Breastfeeding is inversely associated with weight gain velocity and BMI. These associations are dose dependent, partially diminished when breast milk is fed from a bottle, and substantially weakened by formula supplementation after the neonatal period.
Milk Mob Comment by Anne Eglash MD, IBCLC, FABM
This is a large study that did a nice job separating out the effects of direct breastfeeding, bottle feeding breastmilk, and bottle feeding formula on BMI. It also evaluated the effect of early solids introduction on BMI.
The results in this study found that adding solids at 5 months of age did not increase the BMI as is typically found by adding in formula under 6 months. Infants who exclusively breastfed for 6 months did not demonstrate a rise in BMI as a result of some formula supplementation in the first few weeks of life.
Bottle feeding breastmilk did increase the BMI as compared to direct breastfeeding, but bottle feeding breastmilk had less effect on the BMI than bottle feeding formula.
The study took into account several confounding factors that influence BMI such as maternal age, ethnicity, education, marital status, maternal smoking status, maternal pre-pregnancy BMI, and infant birth weight.
The authors mention in their discussion that we need more research to understand the results. The differences in BMI between bottle feeding formula vs bottle feeding breastmilk, vs direct breastfeeding could be related to lack of factors in formula that regulate appetite, changes in gut microbiota in formula fed infants, bottle feeding technique (such as paced vs non-paced feeding), and/or the effect of breastmilk storage on the bioactive factors in breastmilk.
This is not the first study to show that bottle feeding breastmilk leads to a higher BMI as compared to direct feeding.
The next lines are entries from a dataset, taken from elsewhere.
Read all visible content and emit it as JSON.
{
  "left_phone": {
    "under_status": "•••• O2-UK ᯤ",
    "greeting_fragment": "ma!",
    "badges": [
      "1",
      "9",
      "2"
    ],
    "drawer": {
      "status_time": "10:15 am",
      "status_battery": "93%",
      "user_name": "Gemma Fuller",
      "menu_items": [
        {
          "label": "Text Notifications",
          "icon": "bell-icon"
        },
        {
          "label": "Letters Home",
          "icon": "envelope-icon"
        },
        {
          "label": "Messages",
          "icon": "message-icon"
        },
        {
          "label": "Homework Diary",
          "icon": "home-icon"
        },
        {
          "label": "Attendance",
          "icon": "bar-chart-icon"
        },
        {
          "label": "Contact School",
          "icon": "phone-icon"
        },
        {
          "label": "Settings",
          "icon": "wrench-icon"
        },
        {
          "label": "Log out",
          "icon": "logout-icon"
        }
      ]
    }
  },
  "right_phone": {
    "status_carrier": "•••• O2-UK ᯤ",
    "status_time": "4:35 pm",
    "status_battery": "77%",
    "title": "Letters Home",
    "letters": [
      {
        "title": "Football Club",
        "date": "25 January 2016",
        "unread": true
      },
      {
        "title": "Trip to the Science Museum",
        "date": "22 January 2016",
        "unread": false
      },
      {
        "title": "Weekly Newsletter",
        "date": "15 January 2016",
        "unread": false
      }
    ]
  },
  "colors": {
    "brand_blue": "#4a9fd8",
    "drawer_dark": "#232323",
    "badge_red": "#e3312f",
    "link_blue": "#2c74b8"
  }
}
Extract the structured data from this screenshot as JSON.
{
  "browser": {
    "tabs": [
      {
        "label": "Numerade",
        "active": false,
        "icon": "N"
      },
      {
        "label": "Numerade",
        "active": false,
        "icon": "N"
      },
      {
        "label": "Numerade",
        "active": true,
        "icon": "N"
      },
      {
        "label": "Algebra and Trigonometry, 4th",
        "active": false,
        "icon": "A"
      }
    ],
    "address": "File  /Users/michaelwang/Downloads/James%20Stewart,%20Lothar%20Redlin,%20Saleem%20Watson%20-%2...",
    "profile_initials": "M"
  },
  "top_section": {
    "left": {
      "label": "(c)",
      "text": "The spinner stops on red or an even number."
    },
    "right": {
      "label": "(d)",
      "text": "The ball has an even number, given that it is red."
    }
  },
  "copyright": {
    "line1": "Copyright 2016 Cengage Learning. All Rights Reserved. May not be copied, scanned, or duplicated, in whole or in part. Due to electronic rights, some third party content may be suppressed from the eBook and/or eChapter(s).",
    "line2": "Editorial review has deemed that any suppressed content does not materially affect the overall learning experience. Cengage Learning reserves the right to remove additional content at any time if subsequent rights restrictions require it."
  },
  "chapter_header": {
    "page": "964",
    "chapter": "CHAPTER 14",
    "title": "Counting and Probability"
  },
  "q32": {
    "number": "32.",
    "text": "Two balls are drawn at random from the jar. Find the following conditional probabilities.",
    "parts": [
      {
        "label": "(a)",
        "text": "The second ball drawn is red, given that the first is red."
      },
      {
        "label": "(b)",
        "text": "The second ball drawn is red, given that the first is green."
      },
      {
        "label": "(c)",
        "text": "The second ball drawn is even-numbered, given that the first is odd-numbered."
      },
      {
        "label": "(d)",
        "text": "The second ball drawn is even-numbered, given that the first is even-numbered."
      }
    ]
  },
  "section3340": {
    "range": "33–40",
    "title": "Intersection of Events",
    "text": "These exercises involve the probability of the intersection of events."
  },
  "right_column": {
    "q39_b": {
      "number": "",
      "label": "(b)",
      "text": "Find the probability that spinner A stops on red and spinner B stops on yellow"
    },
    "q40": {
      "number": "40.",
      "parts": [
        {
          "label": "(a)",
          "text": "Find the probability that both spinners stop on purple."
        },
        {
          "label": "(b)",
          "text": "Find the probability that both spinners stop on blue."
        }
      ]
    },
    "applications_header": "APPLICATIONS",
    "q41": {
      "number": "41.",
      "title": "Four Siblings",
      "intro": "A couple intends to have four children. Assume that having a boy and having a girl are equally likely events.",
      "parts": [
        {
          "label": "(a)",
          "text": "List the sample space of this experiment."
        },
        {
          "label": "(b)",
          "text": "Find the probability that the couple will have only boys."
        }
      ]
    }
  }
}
This is a potential risk to share with families who ask whether pumping and bottle feeding leads to the same health outcomes as direct breastfeeding.